Daphne: I guess that is one of the ongoing questions: how do you interact with function? Does that have some impact on how you’re thinking about your works aesthetically or does it ever feel like a limitation or template?
Ryan: That’s a good question. It’s hard because I don’t make a ton of functional stuff but I think about it constantly. In studying ceramics or craft oriented practices, there is always this tired debate of craft vs. art? You hear it on the first and last day of art school if you study ceramics. The conclusion I’ve come to is that it is all connected, but I think it comes down to what the maker intends. There are potters who call themselves artists and then there are potters who do not want to be lumped in with the sculptors or other artists. For me, I leave it up to the maker as to what they want to call themself, but I personally view all making processes as art-oriented and I don’t like to assign more or less value to either. I am just fascinated by making. When I am walking down a New York City street and I see someone laying down concrete, I think ‘wow that guy is doing that like a fucking artist’ because I know that takes skill and craft as well as a lot of thought going into our built environment. But many of the people who construct our world probably wouldn’t consider themselves artists. For me, I try not to differentiate but try and absorb it all, functional or not, art or not. As a studio manager, I have to do a little bit of everything. I'm doing electrical work, plumbing, masonry, anything the facilities might need. I'm working with a team of technicians to process the materials (mostly clays and glazes) and oversee the firing of artwork for over four hundred students. Then there is the teaching component, too. It's all an extension of my art practice and the only way to balance it all is to just try to live artfully. If I can implement this thinking into all that I do, that it is indeed all connected, the art making comes more fluidly. If I let up on this, the object making becomes more difficult. I try not to concern myself too much with timely expectations of being in the studio. I think a lot of artists have this internal guilt or feeling that they need to be making whenever they can, but if you live artfully you never really leave the studio. I guess I just mean I have to live an intentional and balanced life if I want the art making to happen in an authentic way.

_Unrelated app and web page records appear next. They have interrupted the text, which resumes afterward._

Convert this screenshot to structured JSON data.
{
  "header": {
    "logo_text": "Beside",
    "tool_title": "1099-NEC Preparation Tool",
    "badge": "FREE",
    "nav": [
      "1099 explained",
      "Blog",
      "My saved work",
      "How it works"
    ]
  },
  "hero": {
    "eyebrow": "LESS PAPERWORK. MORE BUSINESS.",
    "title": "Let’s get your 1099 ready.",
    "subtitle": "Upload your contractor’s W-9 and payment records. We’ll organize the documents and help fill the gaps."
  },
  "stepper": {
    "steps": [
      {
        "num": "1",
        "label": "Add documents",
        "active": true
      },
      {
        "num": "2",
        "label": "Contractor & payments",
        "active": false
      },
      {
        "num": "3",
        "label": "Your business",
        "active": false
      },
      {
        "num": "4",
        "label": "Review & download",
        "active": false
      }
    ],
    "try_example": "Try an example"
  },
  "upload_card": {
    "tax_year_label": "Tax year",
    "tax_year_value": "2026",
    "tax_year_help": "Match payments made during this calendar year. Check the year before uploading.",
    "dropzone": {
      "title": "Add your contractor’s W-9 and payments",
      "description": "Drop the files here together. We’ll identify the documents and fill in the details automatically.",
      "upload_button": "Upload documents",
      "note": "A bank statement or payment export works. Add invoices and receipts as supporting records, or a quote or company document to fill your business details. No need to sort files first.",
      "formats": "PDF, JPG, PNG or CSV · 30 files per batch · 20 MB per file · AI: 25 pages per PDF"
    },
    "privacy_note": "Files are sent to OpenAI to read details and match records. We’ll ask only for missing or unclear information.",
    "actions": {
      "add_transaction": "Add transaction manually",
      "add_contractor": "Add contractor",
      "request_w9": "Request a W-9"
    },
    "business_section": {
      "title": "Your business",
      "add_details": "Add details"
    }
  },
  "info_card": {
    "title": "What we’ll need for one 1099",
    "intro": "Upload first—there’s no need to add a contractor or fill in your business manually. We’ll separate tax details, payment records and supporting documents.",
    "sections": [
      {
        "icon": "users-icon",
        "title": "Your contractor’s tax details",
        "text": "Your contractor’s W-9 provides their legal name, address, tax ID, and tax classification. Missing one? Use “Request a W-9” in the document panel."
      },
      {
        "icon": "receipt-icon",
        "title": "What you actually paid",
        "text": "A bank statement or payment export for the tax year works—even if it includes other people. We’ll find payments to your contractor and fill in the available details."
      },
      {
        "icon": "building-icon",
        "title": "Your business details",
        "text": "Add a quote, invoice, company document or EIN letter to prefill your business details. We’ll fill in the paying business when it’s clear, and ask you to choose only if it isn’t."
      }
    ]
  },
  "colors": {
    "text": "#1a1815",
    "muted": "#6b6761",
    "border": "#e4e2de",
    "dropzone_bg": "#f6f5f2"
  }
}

Daphne: Living artfully, I think that is a sustainable way of living without driving yourself into madness. Would you say art making has to do more with intention? Like a mason may not look at themselves and think ‘I am an artist.’ Do you think artwork is identified by reception or intention?
Ryan: I think it is done with intention for sure. If the person who laid the sidewalk wanted to call it art, I’d have to believe them. It is just as impactful to me whether it is art or not. I can find poetry in it whether or not they can. Living artfully feels like living with intention. As an object maker, I notice that everything around me is built and designed. Nothing around us wasn’t built, designed, or fabricated. Whether made by human hands or a robot made by human hands. It is one huge force of a human’s capacity to build or make.
Daphne: I think that is a very cool way of interacting with object making. Now I’m going to have to watch people lay down pavement.
Ryan: Yeah, or, when you see someone putting up drywall, just try to notice what they’re doing. Noticing how they’re doing it in a very cool way.
Daphne: Just to wrap it up, just for kicks, what are you into right now?
Ryan: I really love backpacking and hiking. I am working towards the “New Hampshire 48”, which is hiking the 48 tallest mountains in the state. I am nearly half way there!
Ryan Rennie's exhibition, Pottery/Star, is on view at New Collectors until October 22, 2023